Element data from apps and pages:

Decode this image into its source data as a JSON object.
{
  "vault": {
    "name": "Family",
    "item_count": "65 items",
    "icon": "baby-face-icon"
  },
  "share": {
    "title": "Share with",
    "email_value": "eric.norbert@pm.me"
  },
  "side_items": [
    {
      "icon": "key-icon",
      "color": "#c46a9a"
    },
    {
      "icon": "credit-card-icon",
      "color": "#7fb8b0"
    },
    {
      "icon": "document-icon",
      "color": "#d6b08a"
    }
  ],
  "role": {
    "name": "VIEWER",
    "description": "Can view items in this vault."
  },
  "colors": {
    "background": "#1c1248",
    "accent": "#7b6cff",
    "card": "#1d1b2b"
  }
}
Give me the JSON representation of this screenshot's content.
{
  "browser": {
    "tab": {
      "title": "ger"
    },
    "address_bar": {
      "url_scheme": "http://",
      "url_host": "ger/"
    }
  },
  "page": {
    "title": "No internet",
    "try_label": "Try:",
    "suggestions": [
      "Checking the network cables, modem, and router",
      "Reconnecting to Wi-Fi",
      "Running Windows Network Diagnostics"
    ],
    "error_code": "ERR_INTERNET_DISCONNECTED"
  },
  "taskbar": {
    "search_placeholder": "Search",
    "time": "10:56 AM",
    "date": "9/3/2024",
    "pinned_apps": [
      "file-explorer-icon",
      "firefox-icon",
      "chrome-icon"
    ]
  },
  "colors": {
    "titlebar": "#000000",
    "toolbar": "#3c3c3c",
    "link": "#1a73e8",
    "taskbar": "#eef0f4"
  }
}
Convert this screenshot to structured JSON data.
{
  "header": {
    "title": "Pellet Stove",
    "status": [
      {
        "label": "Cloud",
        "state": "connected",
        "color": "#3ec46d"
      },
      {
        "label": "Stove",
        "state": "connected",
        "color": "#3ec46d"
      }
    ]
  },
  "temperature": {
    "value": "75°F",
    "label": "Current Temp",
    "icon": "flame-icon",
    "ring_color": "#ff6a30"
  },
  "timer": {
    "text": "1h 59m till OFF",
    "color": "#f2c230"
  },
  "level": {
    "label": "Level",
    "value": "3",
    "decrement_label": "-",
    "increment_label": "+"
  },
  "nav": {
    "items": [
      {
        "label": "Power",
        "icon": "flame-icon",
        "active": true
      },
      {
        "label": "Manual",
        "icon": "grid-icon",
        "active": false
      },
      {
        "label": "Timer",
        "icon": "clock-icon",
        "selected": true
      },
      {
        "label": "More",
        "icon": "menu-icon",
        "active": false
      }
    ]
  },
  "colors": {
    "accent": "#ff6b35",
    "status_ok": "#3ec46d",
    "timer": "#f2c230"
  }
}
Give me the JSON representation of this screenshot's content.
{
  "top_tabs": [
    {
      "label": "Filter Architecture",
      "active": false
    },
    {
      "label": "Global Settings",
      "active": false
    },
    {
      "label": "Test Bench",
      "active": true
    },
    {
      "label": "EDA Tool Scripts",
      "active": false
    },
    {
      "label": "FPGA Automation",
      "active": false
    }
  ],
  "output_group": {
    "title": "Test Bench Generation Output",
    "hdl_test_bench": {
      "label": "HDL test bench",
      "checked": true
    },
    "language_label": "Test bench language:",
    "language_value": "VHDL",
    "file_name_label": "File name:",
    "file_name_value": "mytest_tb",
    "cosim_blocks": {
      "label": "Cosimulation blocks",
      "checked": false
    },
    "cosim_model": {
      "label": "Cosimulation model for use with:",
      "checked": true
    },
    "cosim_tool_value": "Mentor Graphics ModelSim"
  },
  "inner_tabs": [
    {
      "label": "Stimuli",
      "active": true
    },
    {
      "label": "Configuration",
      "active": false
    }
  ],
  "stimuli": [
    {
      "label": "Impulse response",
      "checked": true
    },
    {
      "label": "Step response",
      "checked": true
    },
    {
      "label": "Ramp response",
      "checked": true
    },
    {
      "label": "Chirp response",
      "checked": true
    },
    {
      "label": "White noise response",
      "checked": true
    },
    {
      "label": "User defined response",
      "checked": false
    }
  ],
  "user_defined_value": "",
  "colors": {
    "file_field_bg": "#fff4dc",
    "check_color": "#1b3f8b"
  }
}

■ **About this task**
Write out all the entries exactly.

■ **Answer to the exercise**
Decode this image into its source data as a JSON object.
{
  "vault": {
    "name": "Family",
    "item_count": "65 items",
    "icon": "baby-face-icon"
  },
  "share": {
    "title": "Share with",
    "email_value": "eric.norbert@pm.me"
  },
  "side_items": [
    {
      "icon": "key-icon",
      "color": "#c46a9a"
    },
    {
      "icon": "credit-card-icon",
      "color": "#7fb8b0"
    },
    {
      "icon": "document-icon",
      "color": "#d6b08a"
    }
  ],
  "role": {
    "name": "VIEWER",
    "description": "Can view items in this vault."
  },
  "colors": {
    "background": "#1c1248",
    "accent": "#7b6cff",
    "card": "#1d1b2b"
  }
}
Give me the JSON representation of this screenshot's content.
{
  "browser": {
    "tab": {
      "title": "ger"
    },
    "address_bar": {
      "url_scheme": "http://",
      "url_host": "ger/"
    }
  },
  "page": {
    "title": "No internet",
    "try_label": "Try:",
    "suggestions": [
      "Checking the network cables, modem, and router",
      "Reconnecting to Wi-Fi",
      "Running Windows Network Diagnostics"
    ],
    "error_code": "ERR_INTERNET_DISCONNECTED"
  },
  "taskbar": {
    "search_placeholder": "Search",
    "time": "10:56 AM",
    "date": "9/3/2024",
    "pinned_apps": [
      "file-explorer-icon",
      "firefox-icon",
      "chrome-icon"
    ]
  },
  "colors": {
    "titlebar": "#000000",
    "toolbar": "#3c3c3c",
    "link": "#1a73e8",
    "taskbar": "#eef0f4"
  }
}
Convert this screenshot to structured JSON data.
{
  "header": {
    "title": "Pellet Stove",
    "status": [
      {
        "label": "Cloud",
        "state": "connected",
        "color": "#3ec46d"
      },
      {
        "label": "Stove",
        "state": "connected",
        "color": "#3ec46d"
      }
    ]
  },
  "temperature": {
    "value": "75°F",
    "label": "Current Temp",
    "icon": "flame-icon",
    "ring_color": "#ff6a30"
  },
  "timer": {
    "text": "1h 59m till OFF",
    "color": "#f2c230"
  },
  "level": {
    "label": "Level",
    "value": "3",
    "decrement_label": "-",
    "increment_label": "+"
  },
  "nav": {
    "items": [
      {
        "label": "Power",
        "icon": "flame-icon",
        "active": true
      },
      {
        "label": "Manual",
        "icon": "grid-icon",
        "active": false
      },
      {
        "label": "Timer",
        "icon": "clock-icon",
        "selected": true
      },
      {
        "label": "More",
        "icon": "menu-icon",
        "active": false
      }
    ]
  },
  "colors": {
    "accent": "#ff6b35",
    "status_ok": "#3ec46d",
    "timer": "#f2c230"
  }
}
Give me the JSON representation of this screenshot's content.
{
  "top_tabs": [
    {
      "label": "Filter Architecture",
      "active": false
    },
    {
      "label": "Global Settings",
      "active": false
    },
    {
      "label": "Test Bench",
      "active": true
    },
    {
      "label": "EDA Tool Scripts",
      "active": false
    },
    {
      "label": "FPGA Automation",
      "active": false
    }
  ],
  "output_group": {
    "title": "Test Bench Generation Output",
    "hdl_test_bench": {
      "label": "HDL test bench",
      "checked": true
    },
    "language_label": "Test bench language:",
    "language_value": "VHDL",
    "file_name_label": "File name:",
    "file_name_value": "mytest_tb",
    "cosim_blocks": {
      "label": "Cosimulation blocks",
      "checked": false
    },
    "cosim_model": {
      "label": "Cosimulation model for use with:",
      "checked": true
    },
    "cosim_tool_value": "Mentor Graphics ModelSim"
  },
  "inner_tabs": [
    {
      "label": "Stimuli",
      "active": true
    },
    {
      "label": "Configuration",
      "active": false
    }
  ],
  "stimuli": [
    {
      "label": "Impulse response",
      "checked": true
    },
    {
      "label": "Step response",
      "checked": true
    },
    {
      "label": "Ramp response",
      "checked": true
    },
    {
      "label": "Chirp response",
      "checked": true
    },
    {
      "label": "White noise response",
      "checked": true
    },
    {
      "label": "User defined response",
      "checked": false
    }
  ],
  "user_defined_value": "",
  "colors": {
    "file_field_bg": "#fff4dc",
    "check_color": "#1b3f8b"
  }
}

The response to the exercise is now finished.